[SUPPLIED MATERIAL Boundary: Start]
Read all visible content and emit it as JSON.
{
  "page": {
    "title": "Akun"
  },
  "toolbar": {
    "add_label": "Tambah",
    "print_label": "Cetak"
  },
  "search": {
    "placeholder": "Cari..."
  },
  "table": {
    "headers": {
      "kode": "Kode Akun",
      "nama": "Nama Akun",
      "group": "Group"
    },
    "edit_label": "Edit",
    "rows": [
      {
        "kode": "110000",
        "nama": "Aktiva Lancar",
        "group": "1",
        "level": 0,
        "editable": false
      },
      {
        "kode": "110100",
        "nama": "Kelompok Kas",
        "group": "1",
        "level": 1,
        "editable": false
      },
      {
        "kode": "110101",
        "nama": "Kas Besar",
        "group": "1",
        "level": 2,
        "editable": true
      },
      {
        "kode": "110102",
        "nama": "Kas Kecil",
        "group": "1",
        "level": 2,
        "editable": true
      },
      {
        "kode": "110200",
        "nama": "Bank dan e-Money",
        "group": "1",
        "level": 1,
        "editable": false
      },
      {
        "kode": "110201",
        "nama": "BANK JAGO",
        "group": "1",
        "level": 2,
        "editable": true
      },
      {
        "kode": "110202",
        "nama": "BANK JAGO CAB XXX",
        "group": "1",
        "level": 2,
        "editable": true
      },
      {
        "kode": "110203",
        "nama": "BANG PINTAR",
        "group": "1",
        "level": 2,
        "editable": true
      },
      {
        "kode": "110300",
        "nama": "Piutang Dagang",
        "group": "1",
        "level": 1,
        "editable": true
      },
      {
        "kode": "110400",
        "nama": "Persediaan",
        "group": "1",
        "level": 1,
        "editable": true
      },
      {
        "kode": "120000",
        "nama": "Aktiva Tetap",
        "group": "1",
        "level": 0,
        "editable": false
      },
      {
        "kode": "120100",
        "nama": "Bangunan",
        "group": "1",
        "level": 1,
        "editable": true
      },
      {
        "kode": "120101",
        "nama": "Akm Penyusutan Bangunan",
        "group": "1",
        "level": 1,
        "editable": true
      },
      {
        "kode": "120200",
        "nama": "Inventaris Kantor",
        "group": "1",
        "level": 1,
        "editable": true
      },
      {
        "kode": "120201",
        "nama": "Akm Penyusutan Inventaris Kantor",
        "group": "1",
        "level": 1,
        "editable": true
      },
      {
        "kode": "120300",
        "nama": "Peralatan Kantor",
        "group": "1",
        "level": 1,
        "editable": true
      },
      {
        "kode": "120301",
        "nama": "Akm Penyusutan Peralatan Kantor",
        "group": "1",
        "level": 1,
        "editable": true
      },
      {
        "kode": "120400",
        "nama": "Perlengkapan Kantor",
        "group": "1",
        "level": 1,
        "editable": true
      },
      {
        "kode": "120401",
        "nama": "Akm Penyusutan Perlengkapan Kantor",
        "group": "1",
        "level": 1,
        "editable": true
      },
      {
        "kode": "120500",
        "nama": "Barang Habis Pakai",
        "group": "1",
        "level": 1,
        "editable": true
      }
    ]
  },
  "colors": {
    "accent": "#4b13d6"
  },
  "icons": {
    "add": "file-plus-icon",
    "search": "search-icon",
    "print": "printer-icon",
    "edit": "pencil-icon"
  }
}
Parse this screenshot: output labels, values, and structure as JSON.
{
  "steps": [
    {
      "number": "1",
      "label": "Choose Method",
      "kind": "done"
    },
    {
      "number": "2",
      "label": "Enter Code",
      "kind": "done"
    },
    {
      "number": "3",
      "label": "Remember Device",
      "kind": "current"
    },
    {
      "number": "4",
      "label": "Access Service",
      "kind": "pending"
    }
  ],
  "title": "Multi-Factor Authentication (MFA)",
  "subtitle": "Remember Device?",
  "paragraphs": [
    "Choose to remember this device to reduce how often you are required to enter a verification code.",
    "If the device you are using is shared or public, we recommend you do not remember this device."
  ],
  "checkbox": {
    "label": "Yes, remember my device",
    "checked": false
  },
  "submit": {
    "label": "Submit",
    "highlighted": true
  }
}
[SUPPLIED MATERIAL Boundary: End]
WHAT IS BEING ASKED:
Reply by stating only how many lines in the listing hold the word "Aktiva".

ANSWER FOR THIS EXERCISE:
2